Stored dataset items
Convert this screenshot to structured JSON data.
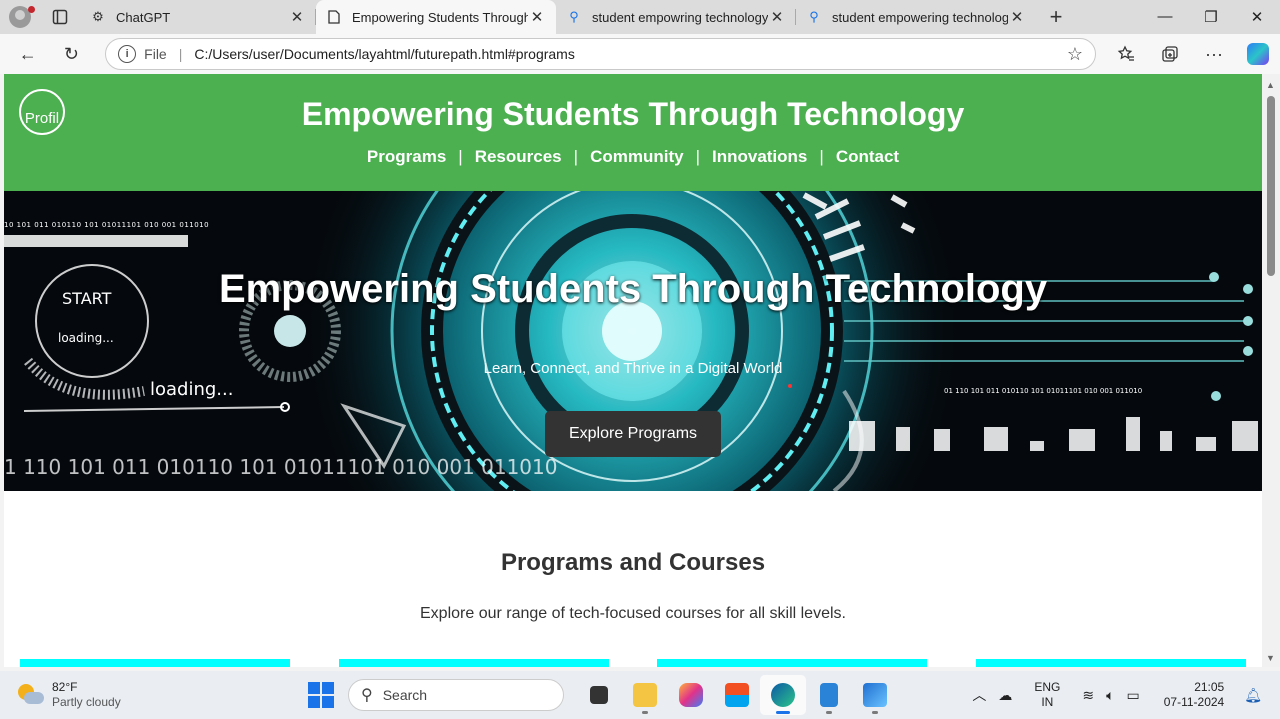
{
  "browser": {
    "tabs": [
      {
        "title": "ChatGPT",
        "icon": "chatgpt-icon",
        "active": false
      },
      {
        "title": "Empowering Students Through Te",
        "icon": "page-icon",
        "active": true
      },
      {
        "title": "student empowring technology s",
        "icon": "search-icon",
        "active": false
      },
      {
        "title": "student empowering technology te",
        "icon": "search-icon",
        "active": false
      }
    ],
    "file_label": "File",
    "url": "C:/Users/user/Documents/layahtml/futurepath.html#programs"
  },
  "site": {
    "logo_alt": "Profil",
    "title": "Empowering Students Through Technology",
    "nav": [
      "Programs",
      "Resources",
      "Community",
      "Innovations",
      "Contact"
    ],
    "hero": {
      "title": "Empowering Students Through Technology",
      "subtitle": "Learn, Connect, and Thrive in a Digital World",
      "button": "Explore Programs",
      "deco_binary": "10 101 011 010110 101 01011101 010 001 011010",
      "deco_start": "START",
      "deco_loading_small": "loading...",
      "deco_loading": "loading...",
      "deco_binary_large": "1 110 101 011 010110 101 01011101 010 001 011010",
      "deco_binary_right": "01 110 101 011 010110 101 01011101 010 001 011010"
    },
    "programs": {
      "heading": "Programs and Courses",
      "description": "Explore our range of tech-focused courses for all skill levels."
    }
  },
  "taskbar": {
    "weather_temp": "82°F",
    "weather_desc": "Partly cloudy",
    "search_placeholder": "Search",
    "lang_1": "ENG",
    "lang_2": "IN",
    "time": "21:05",
    "date": "07-11-2024"
  },
  "colors": {
    "header_green": "#4caf50",
    "card_cyan": "#00ffff",
    "hero_glow": "#29e6ee"
  }
}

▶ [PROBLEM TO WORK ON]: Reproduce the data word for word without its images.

▶ [RESPONSE TO THIS EXERCISE]:
Convert this screenshot to structured JSON data.
{
  "browser": {
    "tabs": [
      {
        "title": "ChatGPT",
        "icon": "chatgpt-icon",
        "active": false
      },
      {
        "title": "Empowering Students Through Te",
        "icon": "page-icon",
        "active": true
      },
      {
        "title": "student empowring technology s",
        "icon": "search-icon",
        "active": false
      },
      {
        "title": "student empowering technology te",
        "icon": "search-icon",
        "active": false
      }
    ],
    "file_label": "File",
    "url": "C:/Users/user/Documents/layahtml/futurepath.html#programs"
  },
  "site": {
    "logo_alt": "Profil",
    "title": "Empowering Students Through Technology",
    "nav": [
      "Programs",
      "Resources",
      "Community",
      "Innovations",
      "Contact"
    ],
    "hero": {
      "title": "Empowering Students Through Technology",
      "subtitle": "Learn, Connect, and Thrive in a Digital World",
      "button": "Explore Programs",
      "deco_binary": "10 101 011 010110 101 01011101 010 001 011010",
      "deco_start": "START",
      "deco_loading_small": "loading...",
      "deco_loading": "loading...",
      "deco_binary_large": "1 110 101 011 010110 101 01011101 010 001 011010",
      "deco_binary_right": "01 110 101 011 010110 101 01011101 010 001 011010"
    },
    "programs": {
      "heading": "Programs and Courses",
      "description": "Explore our range of tech-focused courses for all skill levels."
    }
  },
  "taskbar": {
    "weather_temp": "82°F",
    "weather_desc": "Partly cloudy",
    "search_placeholder": "Search",
    "lang_1": "ENG",
    "lang_2": "IN",
    "time": "21:05",
    "date": "07-11-2024"
  },
  "colors": {
    "header_green": "#4caf50",
    "card_cyan": "#00ffff",
    "hero_glow": "#29e6ee"
  }
}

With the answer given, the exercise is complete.